    The typographers one essential task is to interpret and communicate the text. Its tone, its tempo, its logical structure, its physical size, all determine the possibilities of its typographic form. The typographer is to the text as the theatrical director to the script, or the musician to the score.


    A novel often purports to be a seamless river of words from beginning to end, or a series of unnamed scenes. Research papers, textbooks, cookbooks and other works of nonfiction rarely look so smooth. They are often layered with chapter heads, section heads, subheads, block quotations, footnotes, endnotes, lists and illustrative examples. Such features may be obscure in the manuscript, even if they are clear in the authors mind.


    For the sake of the reader, each requires its own typographic identity and form. Every layer and level of the text must be consistent, distinct, yet (usually) harmonious in form. The first task of the typographer is therefore to read and understand the text; the second task is to analyze and map it. Only then can

    typographic interpretation begin. If the text has many layers or sections, it may need not only heads and subheads but running heads as well, reappearing on every page or two-page spread, to remind readers which intellectual neighborhood they happen to be visiting.


    Novels seldom need such signposts, but they often require typographic markers of other kinds.


    Peter Mattheissens novel Far Tortuga (New York, 1975; designed by Kenneth Miyamoto) uses two sizes of type, three different margins, free-floating block paragraphs and other typographic devices to separate thought, speech and action. Ken Keseys novel Sometimes a Great Natioon (New York, 1964) seems to flow like conventional prose, yet it shifts repeatedly in mid-sentence between roman and italic to distinguish what characters say to each other from what they say in silence to themselves.

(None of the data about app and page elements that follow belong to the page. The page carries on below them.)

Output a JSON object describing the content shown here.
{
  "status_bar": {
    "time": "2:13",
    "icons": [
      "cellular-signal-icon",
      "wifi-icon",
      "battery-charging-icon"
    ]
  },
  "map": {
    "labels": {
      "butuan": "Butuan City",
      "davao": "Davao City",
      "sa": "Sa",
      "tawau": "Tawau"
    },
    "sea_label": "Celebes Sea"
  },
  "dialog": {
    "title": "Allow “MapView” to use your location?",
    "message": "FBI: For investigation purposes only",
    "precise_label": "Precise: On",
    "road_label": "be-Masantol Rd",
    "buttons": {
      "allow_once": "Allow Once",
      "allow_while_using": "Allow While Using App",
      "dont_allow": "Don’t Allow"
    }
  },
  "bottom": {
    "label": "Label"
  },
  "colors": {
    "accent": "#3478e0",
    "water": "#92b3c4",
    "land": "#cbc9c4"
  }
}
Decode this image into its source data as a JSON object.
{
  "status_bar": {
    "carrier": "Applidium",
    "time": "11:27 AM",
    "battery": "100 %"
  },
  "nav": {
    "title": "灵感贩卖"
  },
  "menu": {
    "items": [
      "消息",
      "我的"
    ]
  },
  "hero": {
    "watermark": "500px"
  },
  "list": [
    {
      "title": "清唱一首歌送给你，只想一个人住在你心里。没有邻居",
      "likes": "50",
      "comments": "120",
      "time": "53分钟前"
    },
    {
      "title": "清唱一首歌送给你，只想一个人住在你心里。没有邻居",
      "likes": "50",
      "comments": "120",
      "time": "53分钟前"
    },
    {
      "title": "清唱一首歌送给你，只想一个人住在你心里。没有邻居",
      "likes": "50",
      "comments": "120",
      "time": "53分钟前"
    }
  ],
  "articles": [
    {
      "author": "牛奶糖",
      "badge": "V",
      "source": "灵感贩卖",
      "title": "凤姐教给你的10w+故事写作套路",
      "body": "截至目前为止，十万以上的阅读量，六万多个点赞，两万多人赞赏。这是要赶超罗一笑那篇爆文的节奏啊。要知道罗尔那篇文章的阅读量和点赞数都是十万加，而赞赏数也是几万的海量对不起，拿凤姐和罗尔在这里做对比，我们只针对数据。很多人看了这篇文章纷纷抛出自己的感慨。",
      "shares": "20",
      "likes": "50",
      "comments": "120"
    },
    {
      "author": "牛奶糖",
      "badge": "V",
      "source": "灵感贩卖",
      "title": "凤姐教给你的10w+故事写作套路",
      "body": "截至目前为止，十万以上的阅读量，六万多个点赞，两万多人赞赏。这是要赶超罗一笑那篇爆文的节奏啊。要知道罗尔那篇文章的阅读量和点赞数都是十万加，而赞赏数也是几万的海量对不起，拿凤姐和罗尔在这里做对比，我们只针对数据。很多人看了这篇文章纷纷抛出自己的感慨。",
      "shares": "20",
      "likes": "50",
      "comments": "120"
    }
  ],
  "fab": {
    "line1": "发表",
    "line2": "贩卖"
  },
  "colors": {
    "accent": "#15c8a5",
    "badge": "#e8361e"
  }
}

  • The nanamus webbed feet made it a capable swimmer, but its scaled wings also made it an adept flyer.


    Scientific Name:Nanamunuum p